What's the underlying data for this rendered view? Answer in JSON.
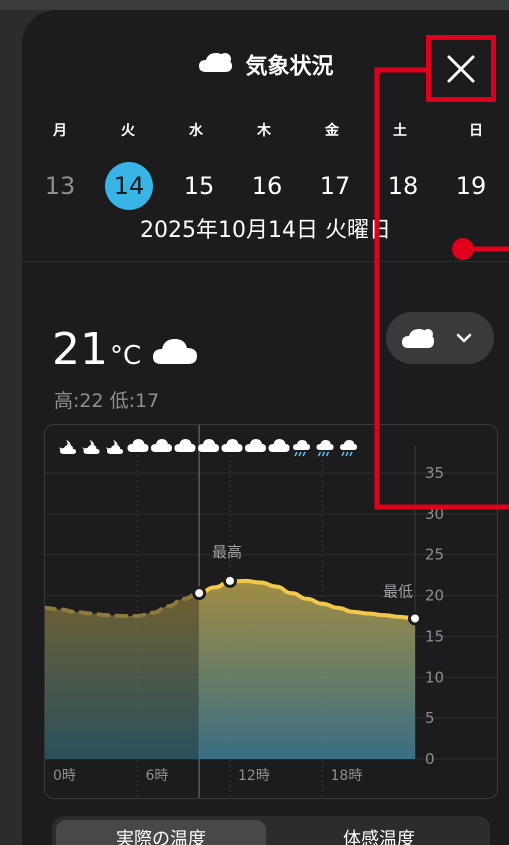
{
  "header": {
    "title": "気象状況",
    "close_label": "閉じる"
  },
  "week": {
    "weekdays": [
      "月",
      "火",
      "水",
      "木",
      "金",
      "土",
      "日"
    ],
    "dates": [
      "13",
      "14",
      "15",
      "16",
      "17",
      "18",
      "19"
    ],
    "selected_index": 1,
    "full_date": "2025年10月14日 火曜日"
  },
  "current": {
    "temp": "21",
    "unit": "°C",
    "hilo": "高:22 低:17",
    "condition_icon": "cloud-icon"
  },
  "dropdown": {
    "icon": "cloud-icon",
    "chevron": "chevron-down-icon"
  },
  "chart_data": {
    "type": "area",
    "title": "",
    "x_ticks": [
      "0時",
      "6時",
      "12時",
      "18時"
    ],
    "y_ticks": [
      "0",
      "5",
      "10",
      "15",
      "20",
      "25",
      "30",
      "35"
    ],
    "ylim": [
      0,
      35
    ],
    "xlim": [
      0,
      24
    ],
    "current_hour": 10,
    "annotations": [
      {
        "label": "最高",
        "x": 12,
        "y": 21.8
      },
      {
        "label": "最低",
        "x": 24,
        "y": 17.2
      }
    ],
    "series": [
      {
        "x": [
          0,
          1,
          2,
          3,
          4,
          5,
          6,
          7,
          8,
          9,
          10,
          11,
          12,
          13,
          14,
          15,
          16,
          17,
          18,
          19,
          20,
          21,
          22,
          23,
          24
        ],
        "values": [
          18.5,
          18.3,
          18.0,
          17.8,
          17.6,
          17.5,
          17.5,
          17.9,
          18.7,
          19.6,
          20.3,
          21.0,
          21.7,
          21.8,
          21.6,
          21.1,
          20.3,
          19.6,
          19.0,
          18.5,
          18.0,
          17.8,
          17.6,
          17.4,
          17.2
        ]
      }
    ],
    "hourly_icons": [
      "moon-cloud-icon",
      "moon-cloud-icon",
      "moon-cloud-icon",
      "cloud-icon",
      "cloud-icon",
      "cloud-icon",
      "cloud-icon",
      "cloud-icon",
      "cloud-icon",
      "cloud-icon",
      "sun-rain-icon",
      "rain-icon",
      "rain-icon"
    ]
  },
  "segment": {
    "options": [
      "実際の温度",
      "体感温度"
    ],
    "selected_index": 0
  },
  "colors": {
    "accent": "#39b4e6",
    "annotation": "#e0001b",
    "line": "#f2c84b"
  }
}
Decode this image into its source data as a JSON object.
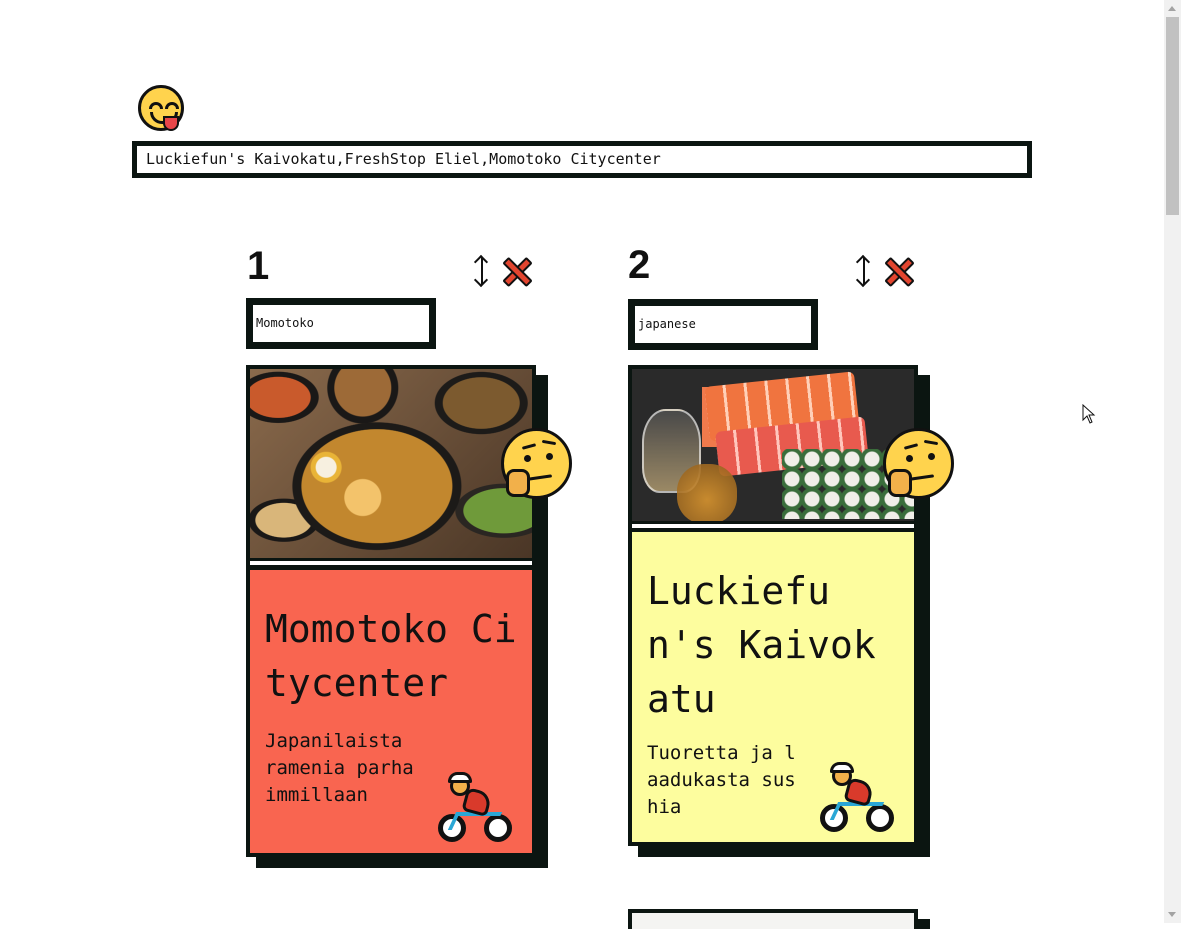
{
  "header": {
    "logo_icon": "yum-face-icon"
  },
  "search": {
    "value": "Luckiefun's Kaivokatu,FreshStop Eliel,Momotoko Citycenter"
  },
  "columns": [
    {
      "number": "1",
      "filter_value": "Momotoko",
      "card": {
        "title": "Momotoko Citycenter",
        "description": "Japanilaista ramenia parhaimmillaan",
        "color": "#f96550",
        "status_icon": "thinking-face-icon",
        "delivery_icon": "cyclist-icon"
      }
    },
    {
      "number": "2",
      "filter_value": "japanese",
      "card": {
        "title": "Luckiefun's Kaivokatu",
        "description": "Tuoretta ja laadukasta sushia",
        "color": "#fdfd9e",
        "status_icon": "thinking-face-icon",
        "delivery_icon": "cyclist-icon"
      }
    }
  ],
  "icons": {
    "sort": "sort-arrows-icon",
    "remove": "close-x-icon"
  },
  "colors": {
    "border": "#0b1511",
    "remove_red": "#e2452f",
    "card1": "#f96550",
    "card2": "#fdfd9e"
  }
}
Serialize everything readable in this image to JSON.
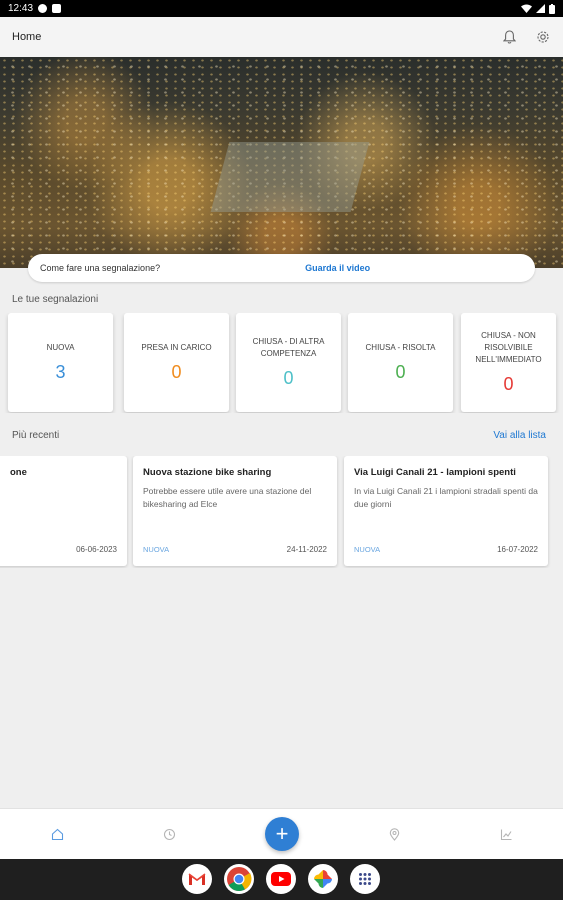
{
  "status_bar": {
    "time": "12:43"
  },
  "app_bar": {
    "title": "Home",
    "icons": [
      "bell-icon",
      "gear-icon"
    ]
  },
  "hero": {
    "image": "aerial-city-night-photo"
  },
  "video_prompt": {
    "question": "Come fare una segnalazione?",
    "link": "Guarda il video"
  },
  "stats_section": {
    "label": "Le tue segnalazioni",
    "items": [
      {
        "label": "NUOVA",
        "value": "3",
        "color": "#3a8fd8"
      },
      {
        "label": "PRESA IN CARICO",
        "value": "0",
        "color": "#f08c1e"
      },
      {
        "label": "CHIUSA - DI ALTRA COMPETENZA",
        "value": "0",
        "color": "#4ec0c8"
      },
      {
        "label": "CHIUSA - RISOLTA",
        "value": "0",
        "color": "#4caf50"
      },
      {
        "label": "CHIUSA - NON RISOLVIBILE NELL'IMMEDIATO",
        "value": "0",
        "color": "#e53935"
      }
    ]
  },
  "recent_section": {
    "label": "Più recenti",
    "link": "Vai alla lista",
    "cards": [
      {
        "title": "one",
        "description": "",
        "status": "",
        "date": "06-06-2023"
      },
      {
        "title": "Nuova stazione bike sharing",
        "description": "Potrebbe essere utile avere una stazione del bikesharing ad Elce",
        "status": "NUOVA",
        "date": "24-11-2022"
      },
      {
        "title": "Via Luigi Canali 21 - lampioni spenti",
        "description": "In via Luigi Canali 21 i lampioni stradali spenti da due giorni",
        "status": "NUOVA",
        "date": "16-07-2022"
      }
    ]
  },
  "bottom_nav": {
    "items": [
      "home-icon",
      "clock-icon",
      "add-icon",
      "map-pin-icon",
      "chart-icon"
    ],
    "fab_label": "+"
  },
  "taskbar": {
    "apps": [
      "gmail-icon",
      "chrome-icon",
      "youtube-icon",
      "photos-icon",
      "app-drawer-icon"
    ]
  },
  "colors": {
    "accent": "#2f7fd4",
    "link": "#1e78d2",
    "background": "#efefef"
  }
}
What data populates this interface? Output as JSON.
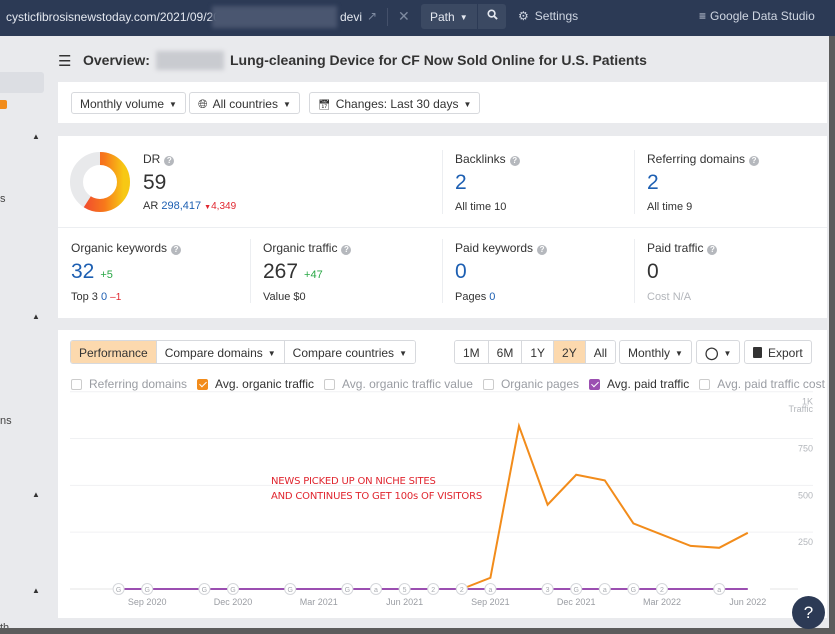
{
  "topbar": {
    "url": "cysticfibrosisnewstoday.com/2021/09/20",
    "url_suffix": "devi",
    "external_icon": "external-link-icon",
    "close_icon": "close-icon",
    "mode_label": "Path",
    "search_icon": "search-icon",
    "settings_label": "Settings",
    "gds_label": "Google Data Studio"
  },
  "sidebar": {
    "fragments": [
      "s",
      "ns",
      "th"
    ]
  },
  "header": {
    "title_prefix": "Overview:",
    "title": "Lung-cleaning Device for CF Now Sold Online for U.S. Patients"
  },
  "filters": {
    "volume": "Monthly volume",
    "countries": "All countries",
    "changes": "Changes: Last 30 days"
  },
  "metrics": {
    "dr": {
      "label": "DR",
      "value": "59",
      "ar_label": "AR",
      "ar_value": "298,417",
      "ar_delta": "4,349",
      "donut_fraction": 0.59
    },
    "backlinks": {
      "label": "Backlinks",
      "value": "2",
      "sub_label": "All time",
      "sub_value": "10"
    },
    "referring_domains": {
      "label": "Referring domains",
      "value": "2",
      "sub_label": "All time",
      "sub_value": "9"
    },
    "organic_keywords": {
      "label": "Organic keywords",
      "value": "32",
      "delta": "+5",
      "sub_label": "Top 3",
      "sub_value": "0",
      "sub_delta": "–1"
    },
    "organic_traffic": {
      "label": "Organic traffic",
      "value": "267",
      "delta": "+47",
      "sub_label": "Value",
      "sub_value": "$0"
    },
    "paid_keywords": {
      "label": "Paid keywords",
      "value": "0",
      "sub_label": "Pages",
      "sub_value": "0"
    },
    "paid_traffic": {
      "label": "Paid traffic",
      "value": "0",
      "sub_label": "Cost",
      "sub_value": "N/A"
    }
  },
  "chart_controls": {
    "tabs": [
      "Performance",
      "Compare domains",
      "Compare countries"
    ],
    "active_tab": "Performance",
    "ranges": [
      "1M",
      "6M",
      "1Y",
      "2Y",
      "All"
    ],
    "active_range": "2Y",
    "interval": "Monthly",
    "annotation_icon": "comment-icon",
    "export_label": "Export"
  },
  "legend": [
    {
      "label": "Referring domains",
      "checked": false,
      "color": ""
    },
    {
      "label": "Avg. organic traffic",
      "checked": true,
      "color": "#f28c1b"
    },
    {
      "label": "Avg. organic traffic value",
      "checked": false,
      "color": ""
    },
    {
      "label": "Organic pages",
      "checked": false,
      "color": ""
    },
    {
      "label": "Avg. paid traffic",
      "checked": true,
      "color": "#9b4fb1"
    },
    {
      "label": "Avg. paid traffic cost",
      "checked": false,
      "color": ""
    }
  ],
  "chart_data": {
    "type": "line",
    "ylabel": "Traffic",
    "yticks": [
      "1K",
      "750",
      "500",
      "250"
    ],
    "ytick_values": [
      1000,
      750,
      500,
      250
    ],
    "ylim": [
      0,
      1100
    ],
    "xtick_labels": [
      "Sep 2020",
      "Dec 2020",
      "Mar 2021",
      "Jun 2021",
      "Sep 2021",
      "Dec 2021",
      "Mar 2022",
      "Jun 2022"
    ],
    "x": [
      "Jul 2020",
      "Aug 2020",
      "Sep 2020",
      "Oct 2020",
      "Nov 2020",
      "Dec 2020",
      "Jan 2021",
      "Feb 2021",
      "Mar 2021",
      "Apr 2021",
      "May 2021",
      "Jun 2021",
      "Jul 2021",
      "Aug 2021",
      "Sep 2021",
      "Oct 2021",
      "Nov 2021",
      "Dec 2021",
      "Jan 2022",
      "Feb 2022",
      "Mar 2022",
      "Apr 2022",
      "May 2022",
      "Jun 2022"
    ],
    "series": [
      {
        "name": "Avg. organic traffic",
        "color": "#f28c1b",
        "values": [
          null,
          null,
          null,
          null,
          null,
          null,
          null,
          null,
          null,
          null,
          null,
          null,
          null,
          0,
          60,
          870,
          450,
          610,
          580,
          350,
          290,
          230,
          220,
          300
        ]
      },
      {
        "name": "Avg. paid traffic",
        "color": "#9b4fb1",
        "values": [
          null,
          0,
          0,
          0,
          0,
          0,
          0,
          0,
          0,
          0,
          0,
          0,
          0,
          0,
          0,
          0,
          0,
          0,
          0,
          0,
          0,
          0,
          0,
          0
        ]
      }
    ],
    "annotations_markers": [
      {
        "x": "Aug 2020",
        "label": "G"
      },
      {
        "x": "Sep 2020",
        "label": "G"
      },
      {
        "x": "Nov 2020",
        "label": "G"
      },
      {
        "x": "Dec 2020",
        "label": "G"
      },
      {
        "x": "Feb 2021",
        "label": "G"
      },
      {
        "x": "Apr 2021",
        "label": "G"
      },
      {
        "x": "May 2021",
        "label": "a"
      },
      {
        "x": "Jun 2021",
        "label": "5"
      },
      {
        "x": "Jul 2021",
        "label": "2"
      },
      {
        "x": "Aug 2021",
        "label": "2"
      },
      {
        "x": "Sep 2021",
        "label": "a"
      },
      {
        "x": "Nov 2021",
        "label": "3"
      },
      {
        "x": "Dec 2021",
        "label": "G"
      },
      {
        "x": "Jan 2022",
        "label": "a"
      },
      {
        "x": "Feb 2022",
        "label": "G"
      },
      {
        "x": "Mar 2022",
        "label": "2"
      },
      {
        "x": "May 2022",
        "label": "a"
      }
    ],
    "text_annotation": [
      "NEWS PICKED UP ON NICHE SITES",
      "AND CONTINUES TO GET 100s OF VISITORS"
    ],
    "text_annotation_color": "#e0262f",
    "grid": true,
    "legend": "top"
  },
  "help_label": "?"
}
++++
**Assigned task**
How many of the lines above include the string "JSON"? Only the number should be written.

**Written answer**
4